- the moment I realised that Azog, who merits a one-sentence mention in The Hobbit (“Your grandfather Thror was killed, you remember, in the mines of Moria by Azog the Goblin” (24). That’s it. Oh, and a footnote on page 257), was destined to replace both Bilbo’s character development and the quest itself as the focus of the movie, while the Rivendell part (which occupied an entire chapter in the book) was about as long and interesting as a bathroom break.
- the shaggy fat suits that were loosely Velcroed to what were otherwise, no doubt, quite acceptably pony-like ponies.
- fart jokes in the troll scene. Really? And since when has any creature that considers sitting on dwarves to squash them into jelly an acceptable cooking method been worried about things like parasites?
- the interminable episode where Radagast leads the goblins and wargs in spirals on an open plain around Thorin & Co. in an exhibition of what has to be the worst decoy technique ever.
- Rivendell looking like a bad forgery of a Thomas Kinkade painting.
- Galadriel dematerialising like some sort of Cheshire cat. Also, the celestial choir gargling loudly in our ears during her first appearance.
- the Gandalf/Elrond/Galadriel/Sauruman scene – so long, boring and pointless I can only assume it was done on purpose for reasons beyond my ken.
- stone giants – pre-SFX footage from the next Transformers movie.
- the Goblin King’s high-pitched voice. Add a Cheetos-stained white tank-top and his vibe would be complete.
- the cosy, warm colour palette for all the goblin scenes, which suggested renovation not retreat as the best plan of action. Seriously, brew me a cup of tea, light a nice fire, slap on some wallpaper and I’d never leave.
- the whole goblin escape scene via rope bridges, etc., which was one Nicholas Cage look-alike away from being a very respectable remake of the last few scenes of National Treasure.
- when I realised that someone got paid to write (and someone paid to deliver) the line “You’ve got to be joking,” uttered shortly after the deceased Goblin King fell on top of the company. So many good lines from the book left unsaid and yet “You’ve got to be joking” will forever exist in this version of The Hobbit. The screenwriters literally could not have picked a more cliched, banal phrase. It just makes me want to cry.
- Gandalf “healing” Thorin by muttering some sort of shopping list in the general direction of his forehead. They both looked surprised when it worked. In fact, the only entity that was thoroughly unsurprised was the audience.
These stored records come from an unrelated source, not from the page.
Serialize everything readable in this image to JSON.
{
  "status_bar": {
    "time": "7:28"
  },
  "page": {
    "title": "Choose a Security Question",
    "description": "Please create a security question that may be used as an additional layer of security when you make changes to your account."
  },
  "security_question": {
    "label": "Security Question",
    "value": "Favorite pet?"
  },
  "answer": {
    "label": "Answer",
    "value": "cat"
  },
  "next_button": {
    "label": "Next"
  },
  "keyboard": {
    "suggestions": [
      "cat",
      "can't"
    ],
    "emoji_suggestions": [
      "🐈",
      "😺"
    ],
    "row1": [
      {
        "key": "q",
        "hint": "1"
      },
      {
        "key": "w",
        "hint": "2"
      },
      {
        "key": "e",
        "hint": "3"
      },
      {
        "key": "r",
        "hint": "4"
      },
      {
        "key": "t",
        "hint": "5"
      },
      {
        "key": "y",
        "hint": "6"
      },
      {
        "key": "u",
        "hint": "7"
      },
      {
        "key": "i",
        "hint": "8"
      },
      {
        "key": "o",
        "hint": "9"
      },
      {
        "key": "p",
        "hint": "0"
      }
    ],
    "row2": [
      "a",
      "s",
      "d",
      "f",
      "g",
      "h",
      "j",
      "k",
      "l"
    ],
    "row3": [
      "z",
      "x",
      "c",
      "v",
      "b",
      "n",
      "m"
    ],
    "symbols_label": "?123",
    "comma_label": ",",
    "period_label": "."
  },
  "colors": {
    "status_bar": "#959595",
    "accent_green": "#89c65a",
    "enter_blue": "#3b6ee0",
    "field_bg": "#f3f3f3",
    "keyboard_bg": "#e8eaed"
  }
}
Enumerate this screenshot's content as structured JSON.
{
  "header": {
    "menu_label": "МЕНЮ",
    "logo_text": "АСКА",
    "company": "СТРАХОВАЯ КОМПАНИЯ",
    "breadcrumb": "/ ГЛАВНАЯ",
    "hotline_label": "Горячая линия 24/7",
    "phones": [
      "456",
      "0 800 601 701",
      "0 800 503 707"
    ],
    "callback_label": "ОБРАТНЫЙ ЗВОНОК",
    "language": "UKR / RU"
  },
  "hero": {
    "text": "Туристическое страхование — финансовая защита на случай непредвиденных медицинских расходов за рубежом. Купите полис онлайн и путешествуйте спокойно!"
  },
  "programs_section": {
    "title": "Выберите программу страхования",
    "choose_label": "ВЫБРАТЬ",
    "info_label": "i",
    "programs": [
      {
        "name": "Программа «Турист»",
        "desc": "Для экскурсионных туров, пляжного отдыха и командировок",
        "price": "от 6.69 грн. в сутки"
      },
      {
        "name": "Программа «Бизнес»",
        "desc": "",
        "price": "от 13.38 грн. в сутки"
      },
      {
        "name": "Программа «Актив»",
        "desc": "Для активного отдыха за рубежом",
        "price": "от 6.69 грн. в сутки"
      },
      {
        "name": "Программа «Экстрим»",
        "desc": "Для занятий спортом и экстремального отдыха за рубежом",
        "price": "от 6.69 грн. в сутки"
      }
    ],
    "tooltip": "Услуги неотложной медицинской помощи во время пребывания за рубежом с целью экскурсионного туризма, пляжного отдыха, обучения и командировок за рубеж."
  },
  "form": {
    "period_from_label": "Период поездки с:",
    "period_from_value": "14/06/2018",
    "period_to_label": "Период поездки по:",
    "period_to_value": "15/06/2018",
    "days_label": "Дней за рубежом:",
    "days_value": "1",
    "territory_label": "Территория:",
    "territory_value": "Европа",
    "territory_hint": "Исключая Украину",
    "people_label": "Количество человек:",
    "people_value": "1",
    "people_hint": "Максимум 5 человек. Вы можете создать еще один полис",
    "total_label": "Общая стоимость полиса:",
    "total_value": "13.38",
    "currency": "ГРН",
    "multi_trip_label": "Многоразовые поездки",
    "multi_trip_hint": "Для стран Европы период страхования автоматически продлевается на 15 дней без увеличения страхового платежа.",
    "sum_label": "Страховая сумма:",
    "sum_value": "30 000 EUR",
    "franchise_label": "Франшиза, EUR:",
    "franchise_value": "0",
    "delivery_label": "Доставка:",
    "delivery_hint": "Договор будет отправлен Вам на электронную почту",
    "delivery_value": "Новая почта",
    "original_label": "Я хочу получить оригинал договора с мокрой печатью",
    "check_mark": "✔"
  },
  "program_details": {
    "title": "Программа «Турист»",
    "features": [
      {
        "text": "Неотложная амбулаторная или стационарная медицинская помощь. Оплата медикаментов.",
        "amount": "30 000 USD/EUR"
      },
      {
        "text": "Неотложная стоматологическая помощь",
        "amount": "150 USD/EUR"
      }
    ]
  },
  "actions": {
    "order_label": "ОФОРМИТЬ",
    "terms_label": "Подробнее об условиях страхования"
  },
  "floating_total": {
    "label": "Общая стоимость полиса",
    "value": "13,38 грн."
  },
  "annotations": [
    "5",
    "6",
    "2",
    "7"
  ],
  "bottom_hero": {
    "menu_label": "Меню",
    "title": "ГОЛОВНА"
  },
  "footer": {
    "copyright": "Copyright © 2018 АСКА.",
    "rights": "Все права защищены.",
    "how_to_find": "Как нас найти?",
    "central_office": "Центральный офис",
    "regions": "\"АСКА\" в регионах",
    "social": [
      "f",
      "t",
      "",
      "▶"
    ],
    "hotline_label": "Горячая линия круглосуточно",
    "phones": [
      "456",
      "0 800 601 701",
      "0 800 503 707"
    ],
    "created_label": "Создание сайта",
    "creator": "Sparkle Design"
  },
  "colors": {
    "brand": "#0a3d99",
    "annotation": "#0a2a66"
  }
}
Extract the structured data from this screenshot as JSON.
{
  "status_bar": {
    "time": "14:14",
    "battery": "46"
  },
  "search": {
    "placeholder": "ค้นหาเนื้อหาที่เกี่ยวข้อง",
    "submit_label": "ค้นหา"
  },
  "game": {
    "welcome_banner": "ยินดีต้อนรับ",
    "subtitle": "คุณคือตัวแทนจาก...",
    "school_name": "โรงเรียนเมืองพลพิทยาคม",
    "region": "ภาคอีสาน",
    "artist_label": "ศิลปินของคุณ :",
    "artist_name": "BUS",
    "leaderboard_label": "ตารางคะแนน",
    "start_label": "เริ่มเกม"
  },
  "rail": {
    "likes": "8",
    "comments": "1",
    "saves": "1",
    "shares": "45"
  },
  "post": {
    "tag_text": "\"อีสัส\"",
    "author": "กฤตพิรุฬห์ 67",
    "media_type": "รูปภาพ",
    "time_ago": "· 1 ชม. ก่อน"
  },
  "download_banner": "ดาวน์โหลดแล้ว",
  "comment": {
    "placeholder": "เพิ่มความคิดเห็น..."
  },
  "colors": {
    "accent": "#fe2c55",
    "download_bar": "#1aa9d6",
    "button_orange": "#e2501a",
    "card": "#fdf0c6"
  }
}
- the Azog fight at the end of the movie. What, a story containing encounters with trolls, goblins, Gollum, wargs, giant spiders, unfriendly wood elves, and a dragon, ending with the Battle of Five Frickin’ Armies, needs some extra fight scenes?